Problem description>
What you return must match the records exactly, line for line.

The input>
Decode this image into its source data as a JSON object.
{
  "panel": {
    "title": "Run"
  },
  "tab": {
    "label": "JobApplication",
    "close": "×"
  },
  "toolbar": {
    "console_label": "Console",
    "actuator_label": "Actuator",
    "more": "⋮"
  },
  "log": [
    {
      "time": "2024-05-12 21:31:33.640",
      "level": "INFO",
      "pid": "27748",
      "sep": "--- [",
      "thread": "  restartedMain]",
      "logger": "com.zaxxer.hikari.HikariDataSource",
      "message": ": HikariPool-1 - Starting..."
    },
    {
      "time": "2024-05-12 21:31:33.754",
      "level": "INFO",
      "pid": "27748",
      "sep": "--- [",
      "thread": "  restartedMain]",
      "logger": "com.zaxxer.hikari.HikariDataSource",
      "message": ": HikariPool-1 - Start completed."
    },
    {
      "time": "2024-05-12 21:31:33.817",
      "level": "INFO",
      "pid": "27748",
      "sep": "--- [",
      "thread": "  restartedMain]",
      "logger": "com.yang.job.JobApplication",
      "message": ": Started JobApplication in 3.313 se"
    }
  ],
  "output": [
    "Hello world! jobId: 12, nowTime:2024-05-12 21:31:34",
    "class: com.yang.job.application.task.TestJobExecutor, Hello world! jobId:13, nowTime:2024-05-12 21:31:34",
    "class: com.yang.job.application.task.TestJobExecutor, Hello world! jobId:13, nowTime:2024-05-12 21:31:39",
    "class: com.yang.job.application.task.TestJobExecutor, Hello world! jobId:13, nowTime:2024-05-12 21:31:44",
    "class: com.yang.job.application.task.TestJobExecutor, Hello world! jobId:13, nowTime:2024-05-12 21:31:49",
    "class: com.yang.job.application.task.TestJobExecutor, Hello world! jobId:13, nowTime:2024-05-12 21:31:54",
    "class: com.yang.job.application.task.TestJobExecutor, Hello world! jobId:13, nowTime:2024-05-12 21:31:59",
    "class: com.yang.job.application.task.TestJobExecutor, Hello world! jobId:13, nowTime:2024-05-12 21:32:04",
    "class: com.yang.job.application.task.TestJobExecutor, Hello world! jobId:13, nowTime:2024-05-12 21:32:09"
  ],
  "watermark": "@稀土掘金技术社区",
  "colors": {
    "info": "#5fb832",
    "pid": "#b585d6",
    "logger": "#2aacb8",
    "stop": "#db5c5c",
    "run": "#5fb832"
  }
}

Output for this exercise>
Decode this image into its source data as a JSON object.
{
  "panel": {
    "title": "Run"
  },
  "tab": {
    "label": "JobApplication",
    "close": "×"
  },
  "toolbar": {
    "console_label": "Console",
    "actuator_label": "Actuator",
    "more": "⋮"
  },
  "log": [
    {
      "time": "2024-05-12 21:31:33.640",
      "level": "INFO",
      "pid": "27748",
      "sep": "--- [",
      "thread": "  restartedMain]",
      "logger": "com.zaxxer.hikari.HikariDataSource",
      "message": ": HikariPool-1 - Starting..."
    },
    {
      "time": "2024-05-12 21:31:33.754",
      "level": "INFO",
      "pid": "27748",
      "sep": "--- [",
      "thread": "  restartedMain]",
      "logger": "com.zaxxer.hikari.HikariDataSource",
      "message": ": HikariPool-1 - Start completed."
    },
    {
      "time": "2024-05-12 21:31:33.817",
      "level": "INFO",
      "pid": "27748",
      "sep": "--- [",
      "thread": "  restartedMain]",
      "logger": "com.yang.job.JobApplication",
      "message": ": Started JobApplication in 3.313 se"
    }
  ],
  "output": [
    "Hello world! jobId: 12, nowTime:2024-05-12 21:31:34",
    "class: com.yang.job.application.task.TestJobExecutor, Hello world! jobId:13, nowTime:2024-05-12 21:31:34",
    "class: com.yang.job.application.task.TestJobExecutor, Hello world! jobId:13, nowTime:2024-05-12 21:31:39",
    "class: com.yang.job.application.task.TestJobExecutor, Hello world! jobId:13, nowTime:2024-05-12 21:31:44",
    "class: com.yang.job.application.task.TestJobExecutor, Hello world! jobId:13, nowTime:2024-05-12 21:31:49",
    "class: com.yang.job.application.task.TestJobExecutor, Hello world! jobId:13, nowTime:2024-05-12 21:31:54",
    "class: com.yang.job.application.task.TestJobExecutor, Hello world! jobId:13, nowTime:2024-05-12 21:31:59",
    "class: com.yang.job.application.task.TestJobExecutor, Hello world! jobId:13, nowTime:2024-05-12 21:32:04",
    "class: com.yang.job.application.task.TestJobExecutor, Hello world! jobId:13, nowTime:2024-05-12 21:32:09"
  ],
  "watermark": "@稀土掘金技术社区",
  "colors": {
    "info": "#5fb832",
    "pid": "#b585d6",
    "logger": "#2aacb8",
    "stop": "#db5c5c",
    "run": "#5fb832"
  }
}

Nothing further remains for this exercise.